Oxford Police Chief Jeff McCutchen presented the annual report for the Oxford Police Department to the Board of Aldermen Tuesday, showcasing highlights and data acquired throughout the year.
COVID-19 helped to keep some crime down, with fewer people on the streets and in bars; however, it also has been attributed to a rise in domestic violence cases as families were at home under tense situations.
In 2020, OPD performed 3,737 business checks, responded to 143 mental health calls, made 269 felony arrests, spent 6,846 hours in training and conducted 635 foot patrols and 1,431 follow-up calls.
The department received 50,608 calls and officers filed 14,711 case reports. OPD investigated one murder and 29 cases of sexual assault in 2020.
OPD officers investigated 181 vehicle burglaries, 73 residential/commercial burglaries and 16 robberies or armed robberies. Of those, investigators arrested 145 people for vehicle burglary, 33 people for residential/commercial burglary, and 17 people for robbery or armed robbery.
In 2019, the arrest rate was 52% for auto burglaries and 36% for residential/commercial burglaries. In 2020, Criminal Investigations increased arrest rates to 80% for auto burglary and 45% for residential/commercial burglary. The Criminal Investigations Unit has a 62% closure rate for their caseload in 2020.
“That was due to every staff member and detectives working together,” McCutchen said.
DUIs and other alcohol-related offenses dropped significantly in 2020.
In 2019, there were 588 DUI offenses and 509 other alcohol-related violations. In 2020, there were 468 DUI violations and 276 other alcohol-related offenses.
Drug-related arrests also dipped in 2020.
In 2019, there were 572 arrests for drug charges. In 2020, there were 454.
However, domestic violence charges almost doubled in 2020.
In 2019, there were 98 arrests for misdemeanor domestic violence. That number climbed in 2020 to 145 arrests.
Felony domestic violence, where a weapon was used or strangulation occurred, resulted in nine arrests which are one more than in 2019.
Other than responding to calls and investigating crimes, OPD engaged with the community through several projects and programs including mentoring programs for boys and girls, bingo with the city’s elderly population, hosting blood drives, de-escalating training for Square workers, made 300 masks for citizens, taught active shooter training for citizens and delivered backpacks to the Boys and Girls Club.
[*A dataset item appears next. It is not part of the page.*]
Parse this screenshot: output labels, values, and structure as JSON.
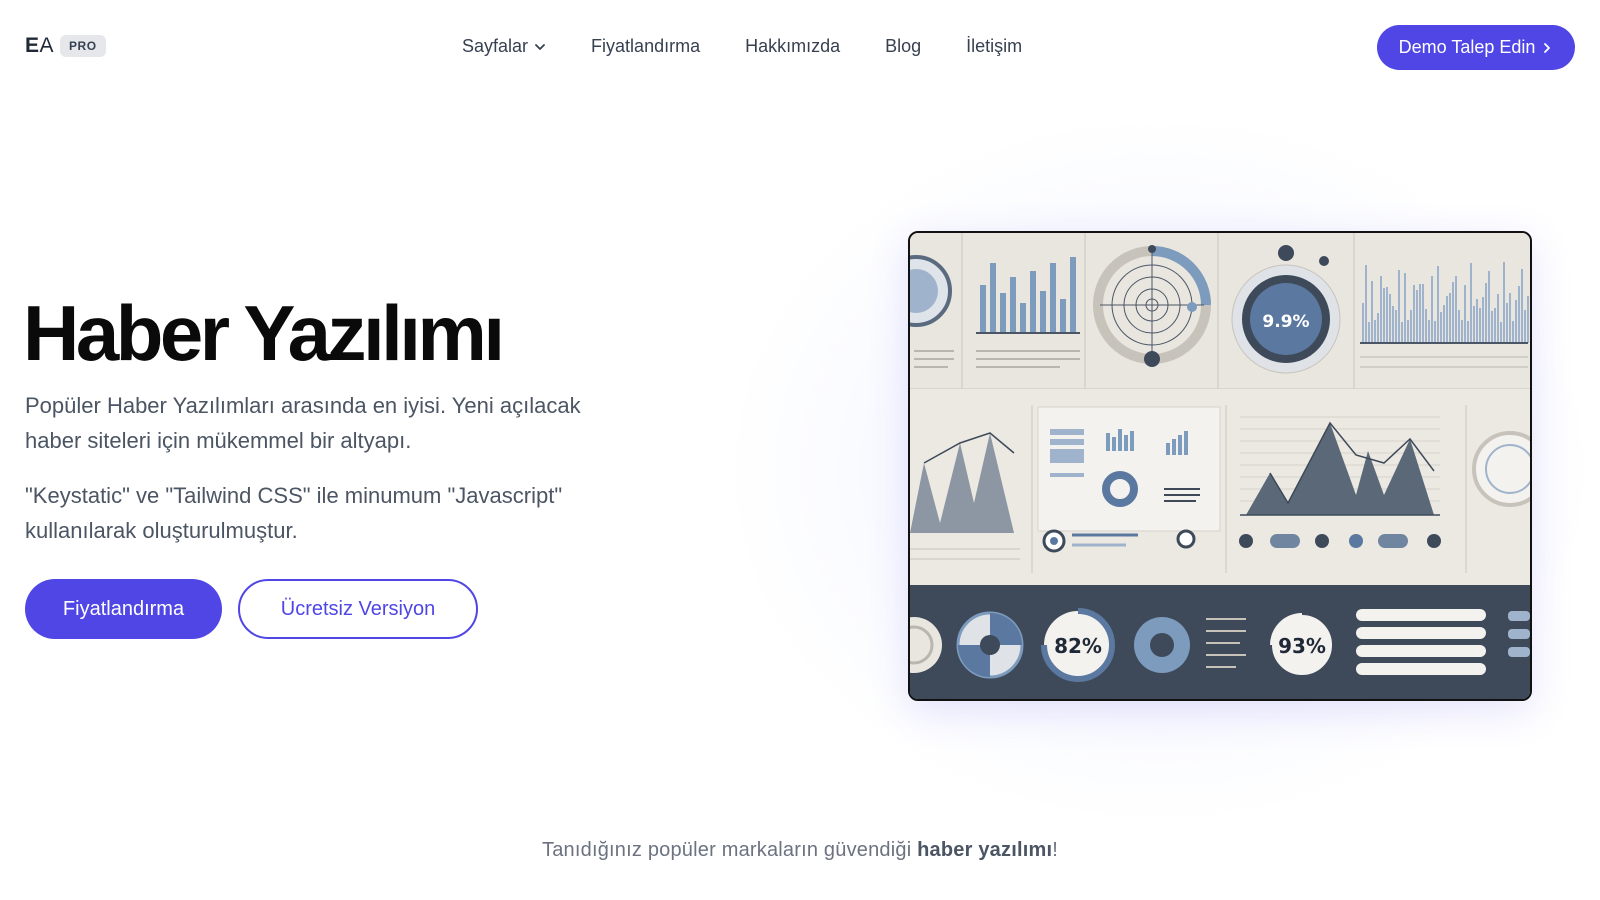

OPD was also instrumental in forming the city’s first Committee for Police Transparency in 2020 and now also has a victim’s advocate in the department who follows up with victims of domestic violence to ensure their needs are met with available community resources.
“We were able to do a lot of good things in a very unique year,” McCutchen said.